There are few things as heartbreaking and infuriating as learning that your child is the victim of bullying. As attention towards this very real problem allows more parents to understand that the way some children are treated is more serious than a simple case of “kids being kids,” efforts to crack down on schoolyard harassment are increased.
If your child is among the millions that are physically or emotionally tormented by a bullying peer, these 10 tips can help you navigate this delicate situation.
Recognize the Signs – Kids are often reluctant to approach an adult or to report bullying behavior because of a sense of shame or embarrassment. It’s important to keep your eyes open for any signs of bullying so that you’re able to recognize them and begin to help your child solve the problem.
Be Available – While pushing or pressuring your child to open up about any trouble he’s having at school is likely to make him even more reluctant to talk, it’s imperative that your child know you’re there and available to listen to him whenever he does need to talk to you. When he’s not being pressed to talk about being bullied, he may be more willing to open up.
Ask Questions – Make sure that you take the time to learn what sort of abuse your child is suffering from, why it’s happening and what you can do to support him through it.
Discourage Retaliation – It’s imperative that you not only abstain from encouraging your child to retaliate against bullying peers, but also that you take an obvious stand against it. Retaliation will only cause your child to land himself in trouble, and can often backfire in terrible ways.
Save Harassing Communications – Make sure that any emails, private messages on social networking sites, texts or voice messages that contain harassing statements, threats or other proof of bullying are saved for reporting purposes.

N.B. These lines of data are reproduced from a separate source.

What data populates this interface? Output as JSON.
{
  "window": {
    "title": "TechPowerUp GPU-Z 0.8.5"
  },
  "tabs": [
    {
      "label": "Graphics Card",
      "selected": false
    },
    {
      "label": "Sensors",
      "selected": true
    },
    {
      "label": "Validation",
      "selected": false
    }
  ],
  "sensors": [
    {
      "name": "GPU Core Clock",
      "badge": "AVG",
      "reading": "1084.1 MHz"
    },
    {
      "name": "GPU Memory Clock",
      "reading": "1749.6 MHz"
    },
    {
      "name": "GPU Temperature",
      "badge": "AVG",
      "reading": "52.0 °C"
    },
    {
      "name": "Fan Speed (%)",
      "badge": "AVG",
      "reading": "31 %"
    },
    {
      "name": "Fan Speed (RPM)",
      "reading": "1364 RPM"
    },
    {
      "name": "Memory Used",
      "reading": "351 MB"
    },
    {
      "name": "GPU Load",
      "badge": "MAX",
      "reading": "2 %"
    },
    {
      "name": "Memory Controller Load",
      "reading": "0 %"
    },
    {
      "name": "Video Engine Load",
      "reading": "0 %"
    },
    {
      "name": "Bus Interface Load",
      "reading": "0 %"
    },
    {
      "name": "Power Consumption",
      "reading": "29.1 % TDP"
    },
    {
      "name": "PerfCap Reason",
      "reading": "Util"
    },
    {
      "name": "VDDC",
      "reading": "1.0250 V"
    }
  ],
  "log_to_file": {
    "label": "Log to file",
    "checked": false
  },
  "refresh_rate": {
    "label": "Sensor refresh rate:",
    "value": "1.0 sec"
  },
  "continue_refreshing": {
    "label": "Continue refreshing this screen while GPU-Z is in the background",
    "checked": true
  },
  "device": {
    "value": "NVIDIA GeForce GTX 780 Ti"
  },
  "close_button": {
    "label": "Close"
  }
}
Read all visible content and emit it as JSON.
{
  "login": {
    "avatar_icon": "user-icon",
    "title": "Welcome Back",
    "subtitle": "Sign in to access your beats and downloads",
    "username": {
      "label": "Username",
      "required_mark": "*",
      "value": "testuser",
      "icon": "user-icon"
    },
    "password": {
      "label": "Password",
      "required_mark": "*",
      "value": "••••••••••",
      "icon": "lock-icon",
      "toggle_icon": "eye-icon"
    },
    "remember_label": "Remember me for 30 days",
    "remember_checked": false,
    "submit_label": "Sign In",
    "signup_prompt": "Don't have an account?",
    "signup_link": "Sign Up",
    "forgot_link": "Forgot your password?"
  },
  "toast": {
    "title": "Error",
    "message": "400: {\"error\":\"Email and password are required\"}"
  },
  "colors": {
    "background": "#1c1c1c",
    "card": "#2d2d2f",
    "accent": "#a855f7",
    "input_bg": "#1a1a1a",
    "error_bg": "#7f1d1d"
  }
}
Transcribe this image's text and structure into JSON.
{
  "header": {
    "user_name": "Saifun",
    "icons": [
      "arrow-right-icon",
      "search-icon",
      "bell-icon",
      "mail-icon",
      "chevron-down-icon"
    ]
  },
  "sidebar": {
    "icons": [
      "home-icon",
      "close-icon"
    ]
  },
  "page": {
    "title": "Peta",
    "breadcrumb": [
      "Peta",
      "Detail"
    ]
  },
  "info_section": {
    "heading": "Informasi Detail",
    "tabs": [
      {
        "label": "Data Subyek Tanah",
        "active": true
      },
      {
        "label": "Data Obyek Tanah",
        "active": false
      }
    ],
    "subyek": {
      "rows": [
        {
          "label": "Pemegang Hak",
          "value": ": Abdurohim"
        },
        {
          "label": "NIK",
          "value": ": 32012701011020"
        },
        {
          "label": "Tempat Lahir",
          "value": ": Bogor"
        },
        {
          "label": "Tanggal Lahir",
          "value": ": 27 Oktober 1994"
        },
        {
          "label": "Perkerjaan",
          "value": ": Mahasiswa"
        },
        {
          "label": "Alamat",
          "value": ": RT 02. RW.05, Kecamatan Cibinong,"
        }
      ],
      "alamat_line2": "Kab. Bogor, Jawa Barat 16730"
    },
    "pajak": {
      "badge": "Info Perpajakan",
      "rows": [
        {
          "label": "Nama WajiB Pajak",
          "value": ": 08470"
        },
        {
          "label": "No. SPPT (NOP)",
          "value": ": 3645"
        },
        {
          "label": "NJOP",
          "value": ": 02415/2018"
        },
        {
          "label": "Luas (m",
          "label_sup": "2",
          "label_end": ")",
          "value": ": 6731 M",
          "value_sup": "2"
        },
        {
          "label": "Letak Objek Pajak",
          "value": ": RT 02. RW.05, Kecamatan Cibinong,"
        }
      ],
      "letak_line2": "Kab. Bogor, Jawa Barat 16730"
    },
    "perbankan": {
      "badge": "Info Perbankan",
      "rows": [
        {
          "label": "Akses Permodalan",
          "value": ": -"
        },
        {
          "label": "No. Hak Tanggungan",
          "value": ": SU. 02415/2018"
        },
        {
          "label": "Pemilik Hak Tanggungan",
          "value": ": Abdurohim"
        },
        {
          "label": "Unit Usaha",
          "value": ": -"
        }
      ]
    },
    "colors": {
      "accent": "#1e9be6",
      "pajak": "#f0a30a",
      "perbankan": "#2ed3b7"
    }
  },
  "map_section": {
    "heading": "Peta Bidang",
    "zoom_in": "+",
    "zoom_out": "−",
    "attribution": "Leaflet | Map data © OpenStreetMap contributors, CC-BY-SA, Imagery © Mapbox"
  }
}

Speak With School Administrators – In persistent cases of bullying, the best course of action is to calmly approach school administrators to discuss the matter. Though it can be understandably difficult for you to keep your emotions under wraps during these conversations, it’s important to remember that you’re more likely to get the results you’re looking for if you maintain your composure and remain calm.
Teach Him How to Block and Report Cyberbullies – Social networking sites, email providers and other Internet-based communication portals almost always have “Block and Report” options, which can help to prevent some harassing messages from reaching a bullied kid. Make sure that your child knows how to block social networking profiles, email addresses and phone numbers from contacting him.
Get Him Involved in an Activity or Hobby – Helping your child find a hobby that he’s interested in and getting him involved in activities outside of school can not only help to distract him from the taunts of his classmates, but also can boost his confidence when he discovers that he’s skilled in a particular area.
Nurture His Self-Esteem – Your child’s self-esteem takes a battering when he’s taunted by bullies, making it imperative that you do everything you can to help him rebuild it. Make an effort to let him know that he’s an important, treasured part of the family, and that he’s loved very much and cannot be replaced.
Consider Counseling – In particularly severe or long-term cases of bullying, your child may require the services of a counselor to work out his feelings and begin to recover. Remember that years of being bullied are the equivalent of being abused for that period of time, and may require some assistance for your child to overcome.
To put bullying into perspective, imagine that the children committing these acts against their peers were adults. Physically harming someone or intimidating them in order to take their money is robbery and assault. Slander, libel, harassment, assault and even sexual assault are all crimes that adults are charged with, but are often considered little more than a childhood rite of passage when they’re committed by other kids. Bullying is no laughing matter, though, and should never be taken lightly.
This has been a guest blog submitted by Sophie Leake on behalf of our friends Aupaircare.net.